Where you do need to reduce height and width, follow long branches back to a side branch and prune it out at this point. This is not necessary on prostrate-growing trees because they should be allowed to spread naturally to gain the best effect.
Always prune back to a well-placed side branch. Do not leave a stub as this is often prone to decay and dieback.
Japanese maples can be grown from seed, but named cultivars/selections will not breed true. You can collect the winged seeds (samaras) when they fall in autumn. Sow them as soon as you can by removing the wings and sowing in a prepared seedbed (dug, trod, levelled and raked to create a surface of fine crumb-like soil) or sow in pots of seed compost, which are then placed in a cold frame or sheltered position outdoors over winter. The seeds germinate in spring.
Most maples are difficult to propagate from cuttings, so layering in autumn or early spring is probably the easiest way of propagating named cultivars. Commercial nurseries graft maples, but this is not an easy technique for most home gardeners as it takes a fair bit of practice to get good success.
Japanese maples are generally easy to grow if planted in shade, in good soil, sheltered from strong winds. However, you might come across the following:
- Japanese maples can be very prone to leaf scorch in windy or excessively sunny positions, particularly those with fine-cut leaves. Young leaves can also be caught by frost so protect with horticultural fleece when cold nights are forecast
- Poor autumn colour or purple-leaved varieties turning green may suggest a lack of light, such as being in a very shady spot
- Japanese maples in containers may be troubled by vine weevil larvae, which eat their roots

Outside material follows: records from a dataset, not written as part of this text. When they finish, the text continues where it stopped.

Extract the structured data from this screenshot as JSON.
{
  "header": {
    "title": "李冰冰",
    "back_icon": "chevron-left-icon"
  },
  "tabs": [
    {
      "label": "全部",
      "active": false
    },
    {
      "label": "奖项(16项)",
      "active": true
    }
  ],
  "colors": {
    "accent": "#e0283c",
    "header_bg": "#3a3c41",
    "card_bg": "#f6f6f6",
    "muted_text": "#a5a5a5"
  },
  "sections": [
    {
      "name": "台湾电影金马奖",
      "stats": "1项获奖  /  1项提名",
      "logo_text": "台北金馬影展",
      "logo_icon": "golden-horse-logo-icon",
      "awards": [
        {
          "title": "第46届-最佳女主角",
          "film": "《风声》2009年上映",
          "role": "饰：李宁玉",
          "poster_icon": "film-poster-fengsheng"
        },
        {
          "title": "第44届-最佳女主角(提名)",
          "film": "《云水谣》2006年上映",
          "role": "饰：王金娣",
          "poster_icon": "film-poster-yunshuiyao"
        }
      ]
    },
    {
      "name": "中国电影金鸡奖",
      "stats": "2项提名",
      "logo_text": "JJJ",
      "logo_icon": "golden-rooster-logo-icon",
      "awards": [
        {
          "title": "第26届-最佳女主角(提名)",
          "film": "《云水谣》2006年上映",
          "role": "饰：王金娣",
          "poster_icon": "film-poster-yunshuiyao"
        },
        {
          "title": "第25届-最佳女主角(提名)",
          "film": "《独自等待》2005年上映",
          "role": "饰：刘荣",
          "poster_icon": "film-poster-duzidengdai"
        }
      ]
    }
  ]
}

- Japanese maples are susceptible to scale insect damage
- Phytopthora root rot and verticillium wilt can also be a problem on occasions